More materialistic magic

This is great stuff. It reinforces what I wrote earlier about the New Age movement being just another expression of selfish hedonism and materialism – not anything resembling a religious movement.

In truth, the rise of modern science and the early modern obsession with sorcery were not merely contemporaneous currents within Western society but were two closely allied manifestation of the development of a new post-Christian sense of human mastery over the world. There is nothing especially outrageous in such a claim. After all, magic is essentially a species of materialism; if it invokes any agencies beyond the visible sphere, they are not supernatural – n the theological sense of “transcendent” – but at most preternatural: they are merely, tat is to say, subtler, more potent aspects of the physical cosmos, the instrumental subjection of nature to humanity, and the constant increase of human power.

Hence, there was not really any late modern triumph of science over magic, so much as there wa a ntural dissolution of the latter into the former, as the power of science to accomplish what magic could only adumbrate became progressively more obvious.

-David Bently Hart, Atheist Delusions: The Christian Revolution and its Fashionable Enemies, p.82

This also fits in nicely with my interest in how the post-enlightenment attraction to magic sees it as more of a “natural” phenomenon, a branch of science, than something that might actually interact with God and/or REAL angels and demons.

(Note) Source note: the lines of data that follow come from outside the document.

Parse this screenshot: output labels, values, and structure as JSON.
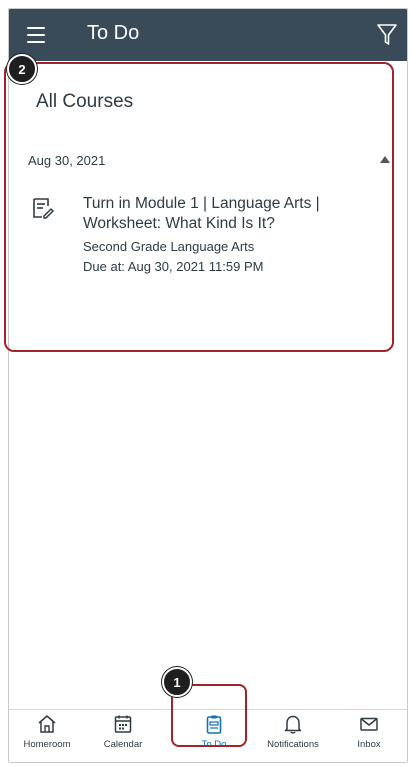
{
  "header": {
    "title": "To Do"
  },
  "section": {
    "title": "All Courses"
  },
  "date_group": {
    "label": "Aug 30, 2021"
  },
  "assignment": {
    "title": "Turn in Module 1 | Language Arts | Worksheet: What Kind Is It?",
    "course": "Second Grade Language Arts",
    "due": "Due at: Aug 30, 2021 11:59 PM"
  },
  "callouts": {
    "one": "1",
    "two": "2"
  },
  "tabs": [
    {
      "label": "Homeroom",
      "icon": "home-icon"
    },
    {
      "label": "Calendar",
      "icon": "calendar-icon"
    },
    {
      "label": "To Do",
      "icon": "clipboard-icon",
      "active": true
    },
    {
      "label": "Notifications",
      "icon": "bell-icon"
    },
    {
      "label": "Inbox",
      "icon": "mail-icon"
    }
  ],
  "colors": {
    "header_bg": "#394b58",
    "highlight": "#a3232b",
    "active_tab": "#1273b4"
  }
}
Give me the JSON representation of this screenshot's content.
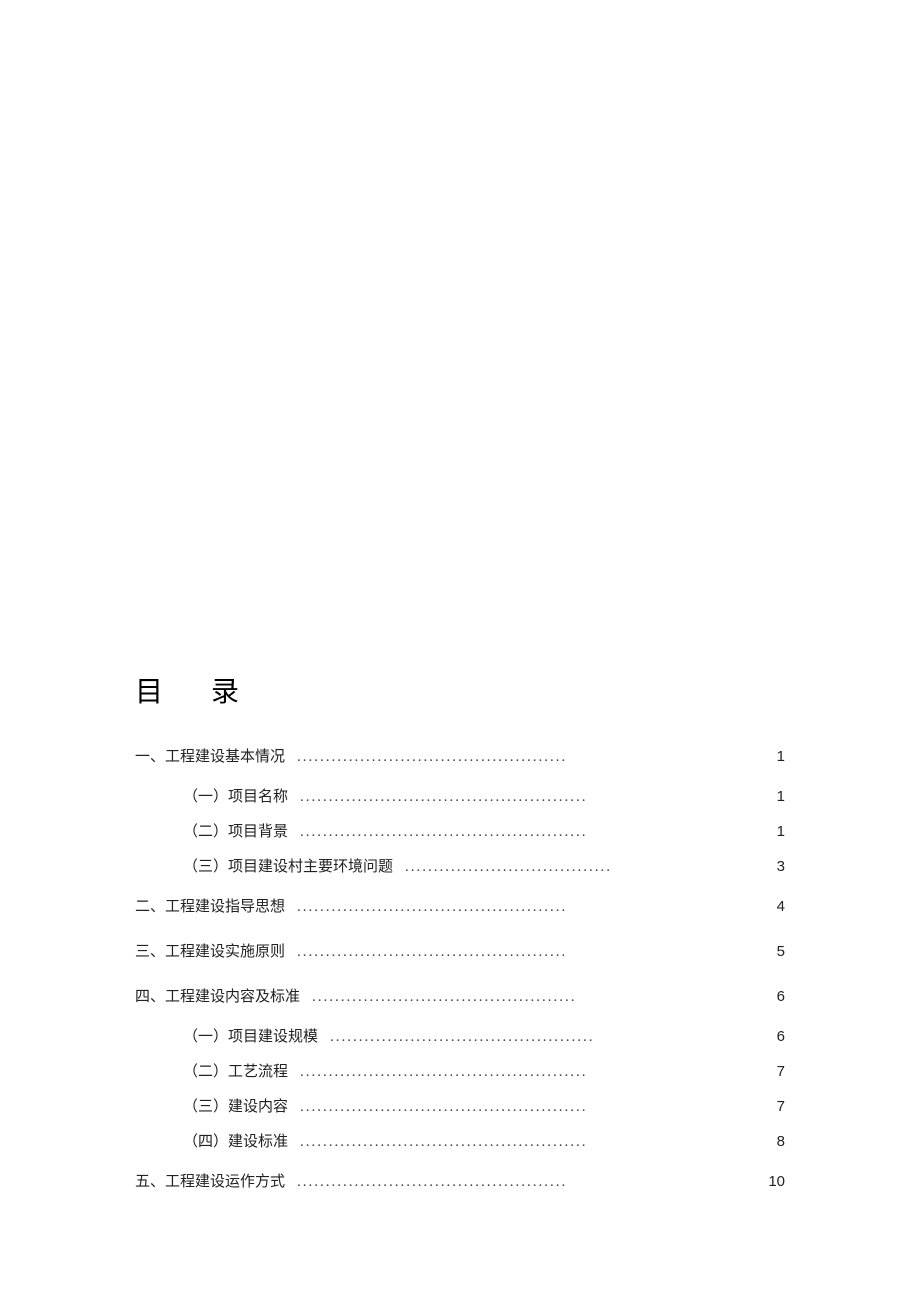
{
  "title": "目录",
  "toc": [
    {
      "level": 1,
      "label": "一、工程建设基本情况",
      "leader": "...............................................",
      "page": "1"
    },
    {
      "level": 2,
      "label": "（一）项目名称",
      "leader": "..................................................",
      "page": "1"
    },
    {
      "level": 2,
      "label": "（二）项目背景",
      "leader": "..................................................",
      "page": "1"
    },
    {
      "level": 2,
      "label": "（三）项目建设村主要环境问题",
      "leader": "....................................",
      "page": "3"
    },
    {
      "level": 1,
      "label": "二、工程建设指导思想",
      "leader": "...............................................",
      "page": "4"
    },
    {
      "level": 1,
      "label": "三、工程建设实施原则",
      "leader": "...............................................",
      "page": "5"
    },
    {
      "level": 1,
      "label": "四、工程建设内容及标准",
      "leader": "..............................................",
      "page": "6"
    },
    {
      "level": 2,
      "label": "（一）项目建设规模",
      "leader": "..............................................",
      "page": "6"
    },
    {
      "level": 2,
      "label": "（二）工艺流程",
      "leader": "..................................................",
      "page": "7"
    },
    {
      "level": 2,
      "label": "（三）建设内容",
      "leader": "..................................................",
      "page": "7"
    },
    {
      "level": 2,
      "label": "（四）建设标准",
      "leader": "..................................................",
      "page": "8"
    },
    {
      "level": 1,
      "label": "五、工程建设运作方式",
      "leader": "...............................................",
      "page": "10"
    }
  ]
}
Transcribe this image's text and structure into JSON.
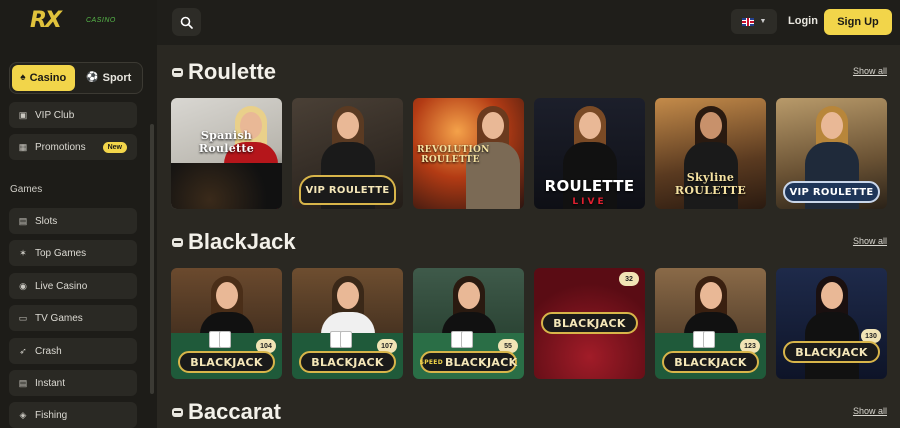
{
  "brand": {
    "logo_text": "RX",
    "logo_sub": "CASINO"
  },
  "sidebar": {
    "mode": {
      "casino_label": "Casino",
      "sport_label": "Sport",
      "active": "casino"
    },
    "items": [
      {
        "label": "VIP Club",
        "icon": "vip-icon"
      },
      {
        "label": "Promotions",
        "icon": "gift-icon",
        "badge": "New"
      }
    ],
    "games_label": "Games",
    "game_items": [
      {
        "label": "Slots",
        "icon": "slots-icon"
      },
      {
        "label": "Top Games",
        "icon": "star-icon"
      },
      {
        "label": "Live Casino",
        "icon": "live-icon"
      },
      {
        "label": "TV Games",
        "icon": "tv-icon"
      },
      {
        "label": "Crash",
        "icon": "rocket-icon"
      },
      {
        "label": "Instant",
        "icon": "instant-icon"
      },
      {
        "label": "Fishing",
        "icon": "fish-icon"
      }
    ]
  },
  "header": {
    "login_label": "Login",
    "signup_label": "Sign Up",
    "language": "EN",
    "colors": {
      "accent": "#f2d54a",
      "bg": "#2a2822"
    }
  },
  "sections": [
    {
      "title": "Roulette",
      "show_all": "Show all",
      "games": [
        {
          "label": "Spanish Roulette"
        },
        {
          "label": "VIP ROULETTE"
        },
        {
          "label": "REVOLUTION ROULETTE"
        },
        {
          "label": "ROULETTE",
          "sub": "LIVE"
        },
        {
          "label": "Skyline ROULETTE"
        },
        {
          "label": "VIP ROULETTE"
        }
      ]
    },
    {
      "title": "BlackJack",
      "show_all": "Show all",
      "games": [
        {
          "label": "BLACKJACK",
          "num": "104"
        },
        {
          "label": "BLACKJACK",
          "num": "107"
        },
        {
          "label": "BLACKJACK",
          "num": "55",
          "pre": "SPEED"
        },
        {
          "label": "BLACKJACK",
          "num": "32"
        },
        {
          "label": "BLACKJACK",
          "num": "123"
        },
        {
          "label": "BLACKJACK",
          "num": "130"
        }
      ]
    },
    {
      "title": "Baccarat",
      "show_all": "Show all"
    }
  ]
}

Science didn’t really conquer magic. It overshadowed it and consumed it, but the will of man didn’t change.